(The entire section is 875 words.)
Fanny Burney was born on June 13, 1752, in King’s Lyn, Norfolk, England. She was the daughter of Esther Sleepe and Charles Burney, who held a doctorate in music history. Her biographers claim that she was a very intelligent young girl who began writing odes, plays, songs, and farces at a very early age. Most of these early works were lost when Burney decided, as a teenager, to burn them. However she began to keep a diary around the age of fifteen, in which she recorded both typical, personal concerns of a young girl as well as anecdotes about her unusual experiences in court from the reign of George III to the beginning of the Victorian Age. Some of the incidents that Burney recorded and published in her The Early Diary of Frances Burney 1768–1778, were referred to for the 1994 movie The Madness of King George. Burney had served as lady-in-waiting to the king’s wife, Queen Charlotte.
At the age of twenty-six Burney published her first novel, Evelina; or, The History of a Young Lady’s Entrance into the World, anonymously in 1778. Although her father disapproved of her attempting to be published, he reconciled with his daughter after the novel became a huge success. From her popularity, she gained access to literary circles, including acquaintance with noted authors Samuel Johnson and Richard Sheridan. In 1782, Burney’s second novel, Cecilia; or, Memoirs of an Heiress, increased her fame. Author Jane Austen is said to have studied Burney’s works, which became such a strong influence on her writing that literary critics contend that Austen’s Pride and Prejudice has some very noticeable similarities to Burney’s style of writing.
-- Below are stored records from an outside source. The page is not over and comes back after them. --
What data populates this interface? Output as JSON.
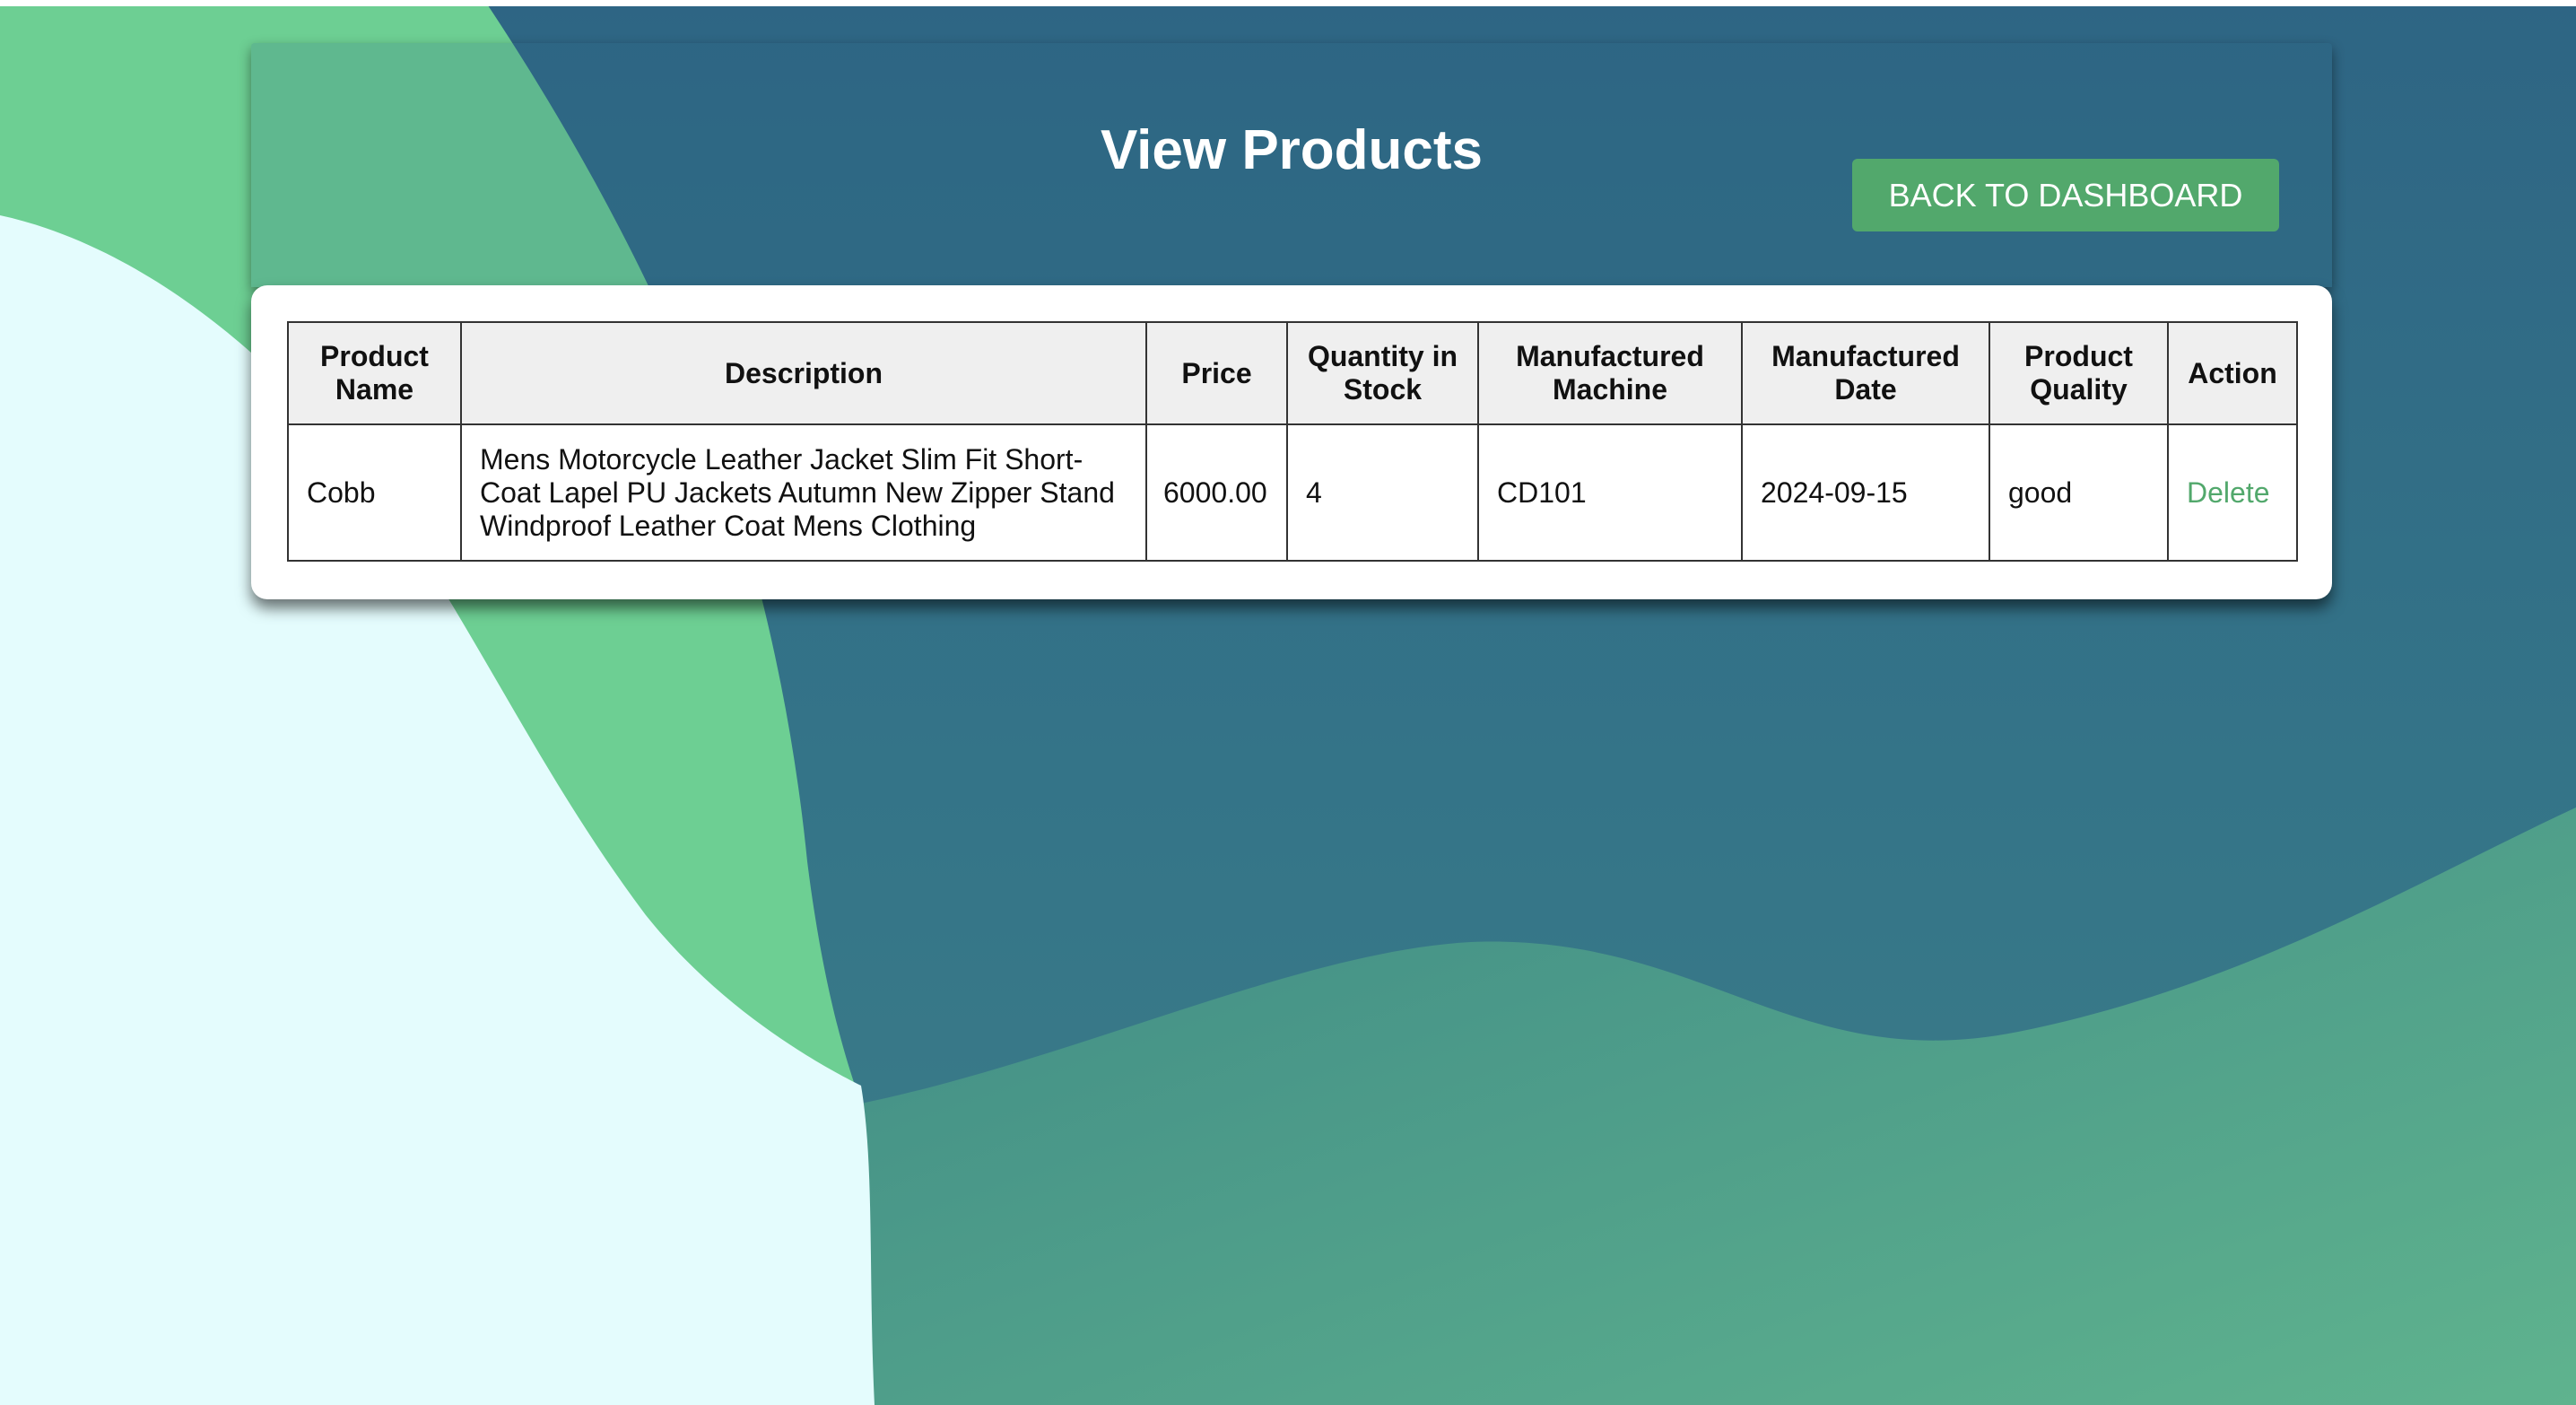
{
  "header": {
    "title": "View Products",
    "back_button_label": "BACK TO DASHBOARD"
  },
  "table": {
    "columns": [
      "Product Name",
      "Description",
      "Price",
      "Quantity in Stock",
      "Manufactured Machine",
      "Manufactured Date",
      "Product Quality",
      "Action"
    ],
    "rows": [
      {
        "product_name": "Cobb",
        "description": "Mens Motorcycle Leather Jacket Slim Fit Short-Coat Lapel PU Jackets Autumn New Zipper Stand Windproof Leather Coat Mens Clothing",
        "price": "6000.00",
        "quantity": "4",
        "machine": "CD101",
        "date": "2024-09-15",
        "quality": "good",
        "action": "Delete"
      }
    ]
  },
  "colors": {
    "background_teal": "#2e6a85",
    "background_green": "#6dcf93",
    "background_light": "#e4fcfd",
    "accent_green": "#52a86c",
    "header_cell_bg": "#efefef"
  }
}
The title of Austen’s book is actually taken from the last chapter of Burney’s Cecilia; or, Memoirs of an Heiress. Historians have also recorded that Napoleon read Burney’s books and sent his compliments through Burney’s husband, General Alexandre d’Arblay, whom Burney married in 1793.
Burney’s third novel, Camilla; or, A Picture of Youth, was published in 1796 and it also enjoyed incredible success. A few years after this publication, General d’Arblay moved his family back to his homeland of France in an attempt to regain property he had abandoned there years before. The family remained in France for ten years, during which time Burney had to have an operation to remove a cancerous breast, which she suffered without anesthesia. She chronicled this experience in her diary, and for some people, this became her most famous writing. Burney’s last novel, The Wanderer; or, Female Difficulties, was published in 1814 after she had moved back to England.
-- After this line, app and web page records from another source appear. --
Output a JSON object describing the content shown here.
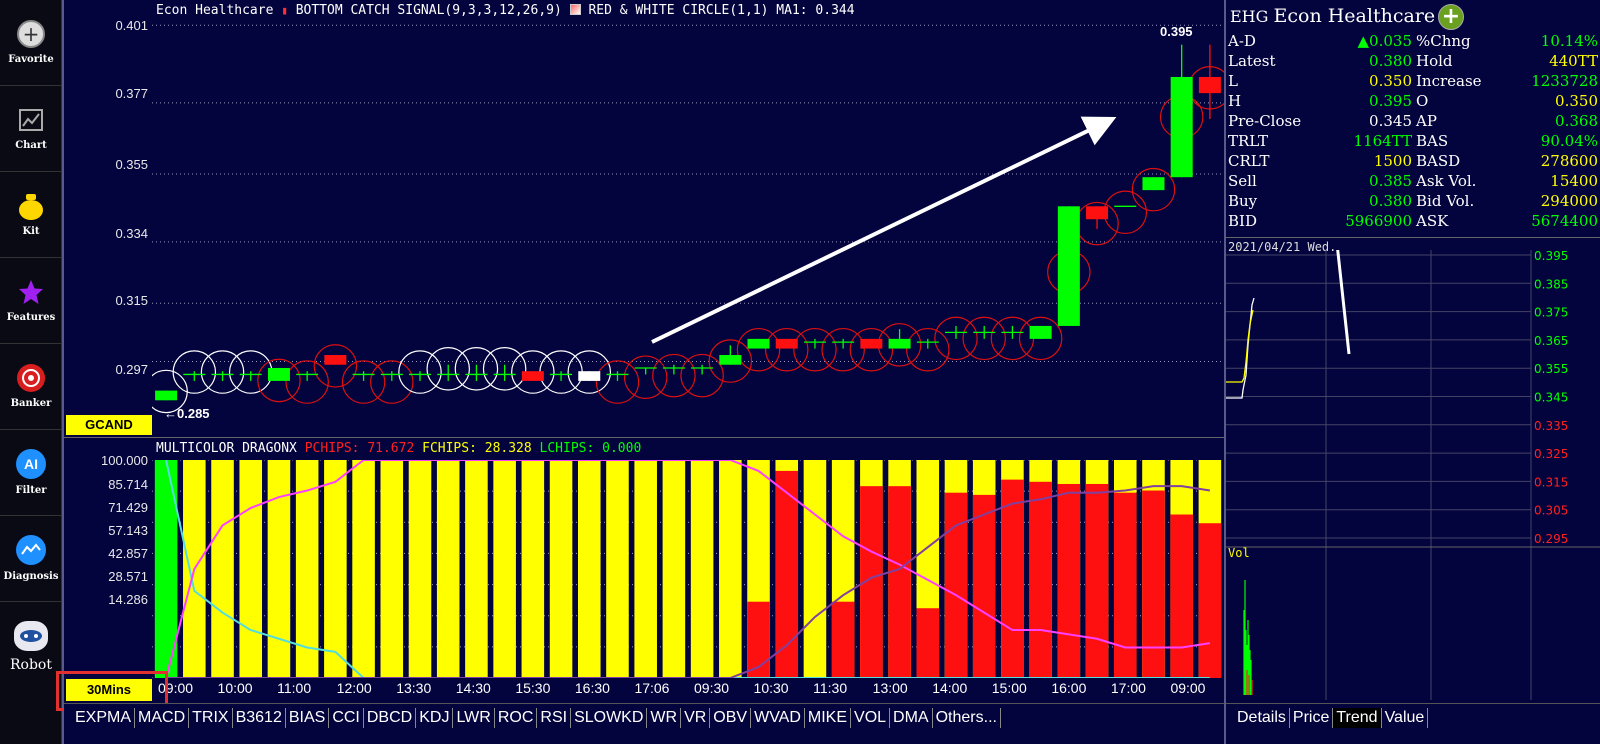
{
  "sidebar": {
    "items": [
      {
        "label": "Favorite",
        "icon": "plus-circle-icon"
      },
      {
        "label": "Chart",
        "icon": "chart-icon"
      },
      {
        "label": "Kit",
        "icon": "money-bag-icon"
      },
      {
        "label": "Features",
        "icon": "star-icon"
      },
      {
        "label": "Banker",
        "icon": "target-icon"
      },
      {
        "label": "Filter",
        "icon": "ai-icon"
      },
      {
        "label": "Diagnosis",
        "icon": "diagnosis-icon"
      },
      {
        "label": "Robot",
        "icon": "robot-icon"
      }
    ]
  },
  "main": {
    "title_name": "Econ Healthcare",
    "indicator1": "BOTTOM CATCH SIGNAL(9,3,3,12,26,9)",
    "indicator2": "RED & WHITE CIRCLE(1,1)",
    "ma_label": "MA1: 0.344",
    "high_label": "0.395",
    "low_label": "0.285",
    "gcand_label": "GCAND",
    "period_label": "30Mins",
    "price_axis": [
      "0.401",
      "0.377",
      "0.355",
      "0.334",
      "0.315",
      "0.297"
    ],
    "sub_title": "MULTICOLOR DRAGONX",
    "pchips": "PCHIPS: 71.672",
    "fchips": "FCHIPS: 28.328",
    "lchips": "LCHIPS: 0.000",
    "sub_axis": [
      "100.000",
      "85.714",
      "71.429",
      "57.143",
      "42.857",
      "28.571",
      "14.286"
    ],
    "time_axis": [
      "09:00",
      "10:00",
      "11:00",
      "12:00",
      "13:30",
      "14:30",
      "15:30",
      "16:30",
      "17:06",
      "09:30",
      "10:30",
      "11:30",
      "13:00",
      "14:00",
      "15:00",
      "16:00",
      "17:00",
      "09:00"
    ],
    "tabs": [
      "EXPMA",
      "MACD",
      "TRIX",
      "B3612",
      "BIAS",
      "CCI",
      "DBCD",
      "KDJ",
      "LWR",
      "ROC",
      "RSI",
      "SLOWKD",
      "WR",
      "VR",
      "OBV",
      "WVAD",
      "MIKE",
      "VOL",
      "DMA",
      "Others..."
    ]
  },
  "chart_data": {
    "type": "candlestick",
    "candles": [
      {
        "o": 0.285,
        "c": 0.288,
        "h": 0.288,
        "l": 0.285,
        "color": "green"
      },
      {
        "o": 0.293,
        "c": 0.293,
        "h": 0.294,
        "l": 0.291,
        "color": "flat"
      },
      {
        "o": 0.293,
        "c": 0.293,
        "h": 0.294,
        "l": 0.291,
        "color": "flat"
      },
      {
        "o": 0.293,
        "c": 0.293,
        "h": 0.294,
        "l": 0.291,
        "color": "flat"
      },
      {
        "o": 0.291,
        "c": 0.295,
        "h": 0.295,
        "l": 0.291,
        "color": "green"
      },
      {
        "o": 0.293,
        "c": 0.293,
        "h": 0.294,
        "l": 0.291,
        "color": "flat"
      },
      {
        "o": 0.299,
        "c": 0.296,
        "h": 0.299,
        "l": 0.296,
        "color": "red"
      },
      {
        "o": 0.293,
        "c": 0.293,
        "h": 0.294,
        "l": 0.291,
        "color": "flat"
      },
      {
        "o": 0.293,
        "c": 0.293,
        "h": 0.294,
        "l": 0.291,
        "color": "flat"
      },
      {
        "o": 0.293,
        "c": 0.293,
        "h": 0.294,
        "l": 0.291,
        "color": "flat"
      },
      {
        "o": 0.293,
        "c": 0.293,
        "h": 0.296,
        "l": 0.291,
        "color": "flat"
      },
      {
        "o": 0.293,
        "c": 0.293,
        "h": 0.296,
        "l": 0.291,
        "color": "flat"
      },
      {
        "o": 0.293,
        "c": 0.293,
        "h": 0.296,
        "l": 0.291,
        "color": "flat"
      },
      {
        "o": 0.294,
        "c": 0.291,
        "h": 0.294,
        "l": 0.291,
        "color": "red"
      },
      {
        "o": 0.293,
        "c": 0.293,
        "h": 0.294,
        "l": 0.291,
        "color": "flat"
      },
      {
        "o": 0.291,
        "c": 0.294,
        "h": 0.294,
        "l": 0.291,
        "color": "white"
      },
      {
        "o": 0.293,
        "c": 0.293,
        "h": 0.294,
        "l": 0.291,
        "color": "flat"
      },
      {
        "o": 0.295,
        "c": 0.295,
        "h": 0.295,
        "l": 0.293,
        "color": "flat"
      },
      {
        "o": 0.295,
        "c": 0.295,
        "h": 0.296,
        "l": 0.293,
        "color": "flat"
      },
      {
        "o": 0.295,
        "c": 0.295,
        "h": 0.296,
        "l": 0.293,
        "color": "flat"
      },
      {
        "o": 0.296,
        "c": 0.299,
        "h": 0.302,
        "l": 0.296,
        "color": "green"
      },
      {
        "o": 0.301,
        "c": 0.304,
        "h": 0.304,
        "l": 0.301,
        "color": "green"
      },
      {
        "o": 0.304,
        "c": 0.301,
        "h": 0.304,
        "l": 0.301,
        "color": "red"
      },
      {
        "o": 0.303,
        "c": 0.303,
        "h": 0.304,
        "l": 0.301,
        "color": "flat"
      },
      {
        "o": 0.303,
        "c": 0.303,
        "h": 0.304,
        "l": 0.301,
        "color": "flat"
      },
      {
        "o": 0.304,
        "c": 0.301,
        "h": 0.304,
        "l": 0.301,
        "color": "red"
      },
      {
        "o": 0.301,
        "c": 0.304,
        "h": 0.307,
        "l": 0.301,
        "color": "green"
      },
      {
        "o": 0.303,
        "c": 0.303,
        "h": 0.304,
        "l": 0.301,
        "color": "flat"
      },
      {
        "o": 0.306,
        "c": 0.306,
        "h": 0.308,
        "l": 0.304,
        "color": "flat"
      },
      {
        "o": 0.306,
        "c": 0.306,
        "h": 0.308,
        "l": 0.304,
        "color": "flat"
      },
      {
        "o": 0.306,
        "c": 0.306,
        "h": 0.308,
        "l": 0.304,
        "color": "flat"
      },
      {
        "o": 0.304,
        "c": 0.308,
        "h": 0.308,
        "l": 0.304,
        "color": "green"
      },
      {
        "o": 0.308,
        "c": 0.345,
        "h": 0.345,
        "l": 0.308,
        "color": "green"
      },
      {
        "o": 0.345,
        "c": 0.341,
        "h": 0.345,
        "l": 0.338,
        "color": "red"
      },
      {
        "o": 0.345,
        "c": 0.345,
        "h": 0.345,
        "l": 0.345,
        "color": "flat"
      },
      {
        "o": 0.35,
        "c": 0.354,
        "h": 0.354,
        "l": 0.35,
        "color": "green"
      },
      {
        "o": 0.354,
        "c": 0.385,
        "h": 0.395,
        "l": 0.354,
        "color": "green"
      },
      {
        "o": 0.385,
        "c": 0.38,
        "h": 0.395,
        "l": 0.372,
        "color": "red"
      }
    ],
    "chips_red": [
      0,
      0,
      0,
      0,
      0,
      0,
      0,
      0,
      0,
      0,
      0,
      0,
      0,
      0,
      0,
      0,
      0,
      0,
      0,
      0,
      0,
      35,
      95,
      0,
      35,
      88,
      88,
      32,
      85,
      84,
      91,
      90,
      89,
      89,
      85,
      86,
      75,
      71
    ],
    "ylim": [
      0.282,
      0.402
    ]
  },
  "quote": {
    "code": "EHG",
    "name": "Econ Healthcare",
    "rows": [
      {
        "l1": "A-D",
        "v1": "▲0.035",
        "c1": "g",
        "l2": "%Chng",
        "v2": "10.14%",
        "c2": "g"
      },
      {
        "l1": "Latest",
        "v1": "0.380",
        "c1": "g",
        "l2": "Hold",
        "v2": "440TT",
        "c2": "y"
      },
      {
        "l1": "L",
        "v1": "0.350",
        "c1": "y",
        "l2": "Increase",
        "v2": "1233728",
        "c2": "g"
      },
      {
        "l1": "H",
        "v1": "0.395",
        "c1": "g",
        "l2": "O",
        "v2": "0.350",
        "c2": "y"
      },
      {
        "l1": "Pre-Close",
        "v1": "0.345",
        "c1": "w",
        "l2": "AP",
        "v2": "0.368",
        "c2": "g"
      },
      {
        "l1": "TRLT",
        "v1": "1164TT",
        "c1": "g",
        "l2": "BAS",
        "v2": "90.04%",
        "c2": "g"
      },
      {
        "l1": "CRLT",
        "v1": "1500",
        "c1": "y",
        "l2": "BASD",
        "v2": "278600",
        "c2": "y"
      },
      {
        "l1": "Sell",
        "v1": "0.385",
        "c1": "g",
        "l2": "Ask Vol.",
        "v2": "15400",
        "c2": "y"
      },
      {
        "l1": "Buy",
        "v1": "0.380",
        "c1": "g",
        "l2": "Bid Vol.",
        "v2": "294000",
        "c2": "y"
      },
      {
        "l1": "BID",
        "v1": "5966900",
        "c1": "g",
        "l2": "ASK",
        "v2": "5674400",
        "c2": "g"
      }
    ],
    "date_label": "2021/04/21 Wed.",
    "trend_axis": [
      "0.395",
      "0.385",
      "0.375",
      "0.365",
      "0.355",
      "0.345",
      "0.335",
      "0.325",
      "0.315",
      "0.305",
      "0.295"
    ],
    "vol_label": "Vol",
    "bottom_tabs": [
      "Details",
      "Price",
      "Trend",
      "Value"
    ]
  }
}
Although Burney wrote several plays, none of them were produced during her lifetime. Writing novels was at first considered a dishonorable occupation for women. Burney’s success helped to change the attitude of most people in this respect However, the theater remained, according to Kate Chisholm, writing for the Guardian, “an unsuitable occupation for ladies of a certain class.” Not until 1993 did one of Burney’s plays reach the stage. Since then Burney’s material has been rejuvenated, culminating in not only having her plays produced but having a play written about her. In June 2002, in Westminister Abbey, on the 250th anniversary of her birth, Burney was commemorated in Poets’ Corner, joining Jane Austen George Eliot and the Brontë sisters as the only women so honored.
Burney enjoyed a long life, almost doubling the average life span of her contemporaries. She died at the age of eighty-eight in 1840.